So ends a decade of decay, testing and controversy for one of the bands that helped metal music in the ’90s so much, that only a few more can claim the same (Pantera, Dream Theater, Paradise Lost, to mention some others). After the release of the cornerstone of their peak called ”Something Wicked This Way Comes” back in 1998, nothing seemed to work in its entirety as before. At first most of us wouldn’t like to admit this because of our love for the band (remember what was happening in the end of the ’90s and the beginning of the ’00s with them). Soon it proved to be that the ship of Iced Earth would flow in tidal waves that didn’t make it sink, but they caused serious damages on the inside.
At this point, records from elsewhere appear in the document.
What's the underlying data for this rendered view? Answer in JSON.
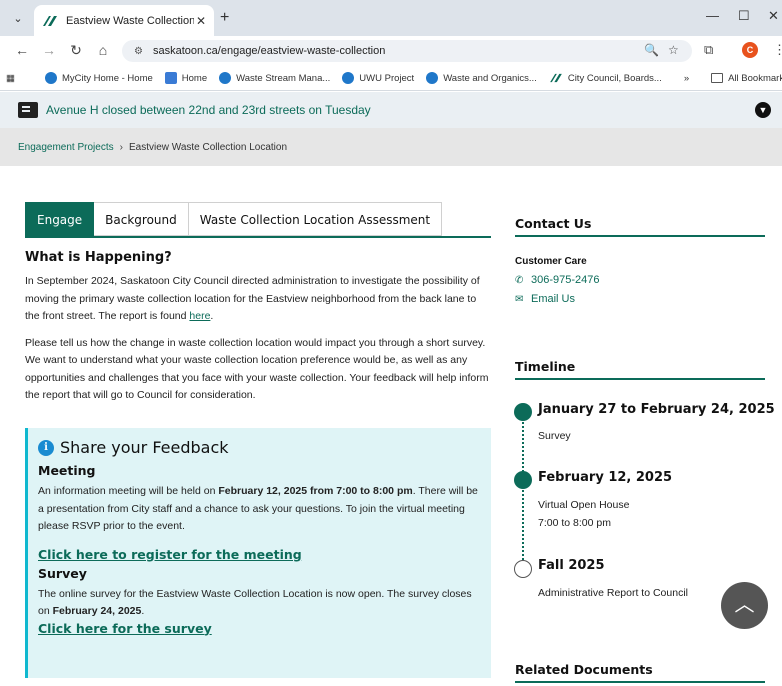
{
  "browser": {
    "tab_title": "Eastview Waste Collection Loca",
    "url": "saskatoon.ca/engage/eastview-waste-collection",
    "bookmarks": [
      {
        "label": "MyCity Home - Home"
      },
      {
        "label": "Home"
      },
      {
        "label": "Waste Stream Mana..."
      },
      {
        "label": "UWU Project"
      },
      {
        "label": "Waste and Organics..."
      },
      {
        "label": "City Council, Boards..."
      }
    ],
    "bookmarks_more": "»",
    "all_bookmarks": "All Bookmarks",
    "profile_initial": "C"
  },
  "alert": {
    "message": "Avenue H closed between 22nd and 23rd streets on Tuesday"
  },
  "breadcrumb": {
    "parent": "Engagement Projects",
    "separator": "›",
    "current": "Eastview Waste Collection Location"
  },
  "tabs": [
    {
      "label": "Engage",
      "active": true
    },
    {
      "label": "Background",
      "active": false
    },
    {
      "label": "Waste Collection Location Assessment",
      "active": false
    }
  ],
  "main": {
    "heading": "What is Happening?",
    "para1_text": "In September 2024, Saskatoon City Council directed administration to investigate the possibility of moving the primary waste collection location for the Eastview neighborhood from the back lane to the front street.  The report is found ",
    "para1_link": "here",
    "para1_end": ".",
    "para2": "Please tell us how the change in waste collection location would impact you through a short survey. We want to understand what your waste collection location preference would be, as well as any opportunities and challenges that you face with your waste collection. Your feedback will help inform the report that will go to Council for consideration."
  },
  "share": {
    "title": "Share your Feedback",
    "meeting_heading": "Meeting",
    "meeting_text_1": "An information meeting will be held on ",
    "meeting_bold": "February 12, 2025 from 7:00 to 8:00 pm",
    "meeting_text_2": ". There will be a presentation from City staff and a chance to ask your questions. To join the virtual meeting please RSVP prior to the event.",
    "meeting_link": "Click here to register for the meeting",
    "survey_heading": "Survey",
    "survey_text_1": "The online survey for the Eastview Waste Collection Location is now open.  The survey closes on ",
    "survey_bold": "February 24, 2025",
    "survey_text_2": ".",
    "survey_link": "Click here for the survey"
  },
  "contact": {
    "heading": "Contact Us",
    "label": "Customer Care",
    "phone": "306-975-2476",
    "email": "Email Us"
  },
  "timeline": {
    "heading": "Timeline",
    "items": [
      {
        "date": "January 27 to February 24, 2025",
        "lines": [
          "Survey"
        ],
        "status": "done"
      },
      {
        "date": "February 12, 2025",
        "lines": [
          "Virtual Open House",
          "7:00 to 8:00 pm"
        ],
        "status": "done"
      },
      {
        "date": "Fall 2025",
        "lines": [
          "Administrative Report to Council"
        ],
        "status": "upcoming"
      }
    ]
  },
  "related": {
    "heading": "Related Documents"
  },
  "colors": {
    "brand_green": "#0c6b59",
    "callout_bg": "#dff4f6",
    "callout_border": "#0fb8cf",
    "alert_bg": "#eaeff3"
  }
}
Members left, compositions got less inspired and the future seemed very uncertain, especially the last three years after the completing of the ”Framing Armageddon” suite.
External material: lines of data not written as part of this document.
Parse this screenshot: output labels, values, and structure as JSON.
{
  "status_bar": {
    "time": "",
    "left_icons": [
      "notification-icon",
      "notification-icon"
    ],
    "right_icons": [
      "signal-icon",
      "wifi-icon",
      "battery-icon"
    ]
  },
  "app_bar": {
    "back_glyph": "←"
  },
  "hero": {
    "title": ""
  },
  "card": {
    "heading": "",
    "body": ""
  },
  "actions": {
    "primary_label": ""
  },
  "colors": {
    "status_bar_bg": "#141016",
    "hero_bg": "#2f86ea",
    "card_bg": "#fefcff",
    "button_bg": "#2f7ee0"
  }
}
To make matters worse, Matthew Barlow decided to leave the band and all fans started putting a large X on the band they used to love, get obsessed with and hope for better things in the future. This departure of Matthew Barlow proved to be the kick in the teeth that the band needed, making me state it’s the best thing that happened the last decade for the band. The reason can’t be none else but the arrival of the amazing singer Stu Block. Knowing him from his duties in the great group Into Eternity, I was more than certain that this would be the time for Iced Earth to get back what they had left behind all these years. I mean it was a ”now or never” situation. If this album wouldn’t put them back on the status they once had, then they would simply have to call it a day. My certainty is proved with the best way in this album, as Block doesn’t leave room for any doubt about his performance, making some people say he should be in the band much earlier (me included of course).
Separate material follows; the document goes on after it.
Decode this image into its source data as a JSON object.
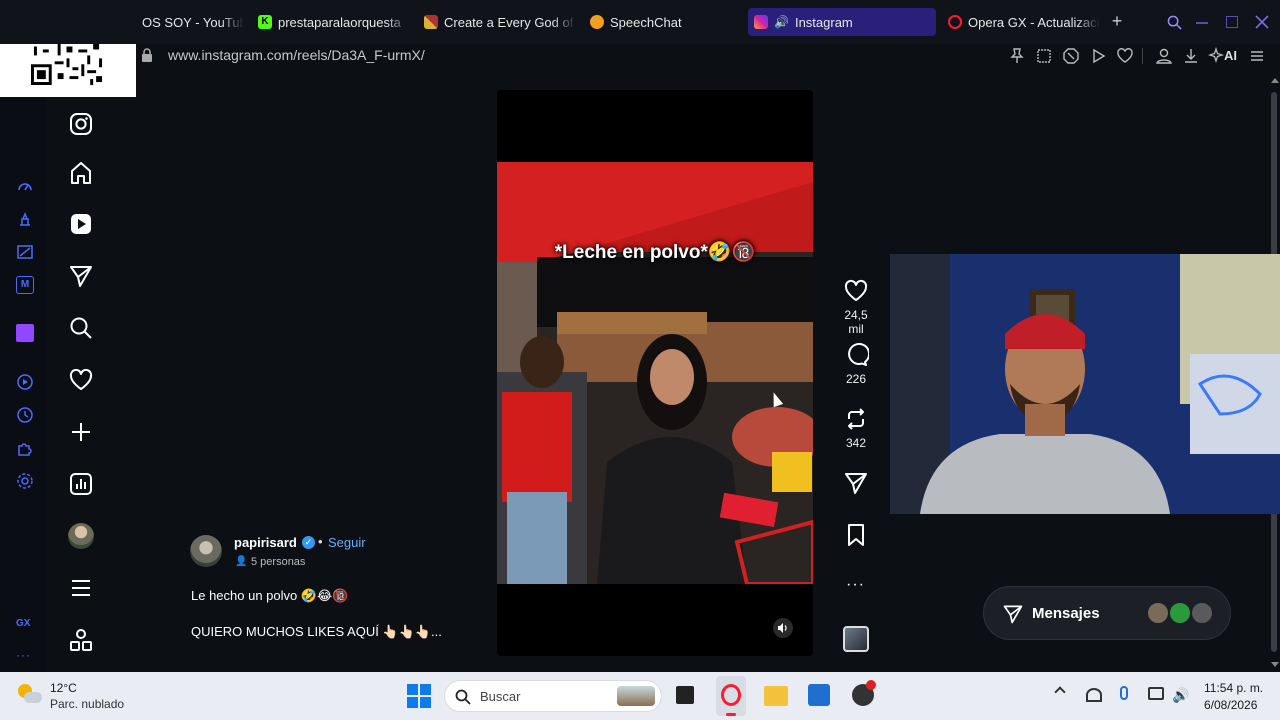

The marching intro of the title track ”Dystopia” brings memories of a time that no band could beat Iced Earth, in all genres and in or out of stage. Once Stu screams, the initial riff made me smile like I had never done the past seven years, after the release of ”The Glorious Burden” (a great album which didn’t get the recognition it deserved). Once again these riffs that sound like horses storming their way towards anything, the trademark Iced Earth sound, denying it or not. This formula finds its best interpretations on tracks like ”Boiling Point”, ”Days Of Rage” and ”Tragedy And Triumph”. The first two tracks could belong on ”The Dark Saga” or ”Something Wicked This Way Comes”, reminding the days when Iced Earth would put some thrash bits on their music. The other track, the longest one in the album, put in the end as always, closes the album in a very hopeful way, sounding a bit strange for an Iced Earth song, but pleasantly different, as it could be the direction they should follow in the future.

Of course, after 1996 Iced Earth wouldn’t only focus on speed, but also on melody and mid tempo tunes with vast heaviness, being very catchy (sometimes rather commercial too) but always with quality. Tracks like ”Anthem” (maybe the song they forgot to write all these years), ”Anguish Of Youth (one of the fans’ new favourite ones), and also ”V”, ”Dark City” and ”Equilibrium”, put one after the other in the middle of the album. Songs that don’t rediscover fire, maybe also unable to belong on a pre-1996 era album, but surely sounding fresh and as simple as they must. After all what Iced Earth had lost all these years was the ability to make the fan dig the songs again and again, as the ”Horror Show” or ”Framing Armageddon” (both albums) attempts had some great songs, but wouldn’t stand out as albums assumpting the essence the band had got us used to. This is an album working as a tight unit and it brings out the feeling that they must have had a lot of fun during the recordings.

Jon Schaffer did the right thing this time. He wrote songs he should have wrote years ago, he got a frontman he should have a decade ago and finally, he seems open-minded to see that his band was reaching a fathomless gap with no way to return to the top. ”Dystopia” is not the best album of the band, nor the best album of 2011. It is not an album that you will listen to and may crush your neck, banging along with it. But it is the album that shows the band is alive again, ready to gain what it lost all these years. And what is better is that they show potential for even better things in the future. Hoping that it will not be a momentary strike of inspiration, and that in the future Stu Block will be left free to express himself like his Into Eternity days, then we’ll have to deal with the second birth of the band. The operation succeeded and the patient is still alive (and in terms, kicking also). I got what I wanted from one of my all time favourite bands at this point of time. Next time I’ll have more demands. Until then, my smile (and I hope yours too) is back for good.

P.S.: The two bonus tracks of the limited edition (”Soylent Green” and ”Iron Will”) would drop the quality of the album a bit. Thanks to Jon Schaffer for not including them as not standard ones.

Track List Line Up
01. Dystopia
02. Anthem
03. Boiling Point
04. Anguish Of Youth
05. V
06. Dark City
07. Equilibrium
08. Days Of Rage
09. End Of Innocence
10. Soylent Green (bonus track)
11. Iron Will (bonus track)
12. Tragedy And Triumph
13. Anthem (String Mix)
Stu Block – Vocals
Jon Schaffer – Guitars, Backing Vocals
Brent Smedley – Drums
Troy Seele – Lead Guitars
Freddie Vidales – Bass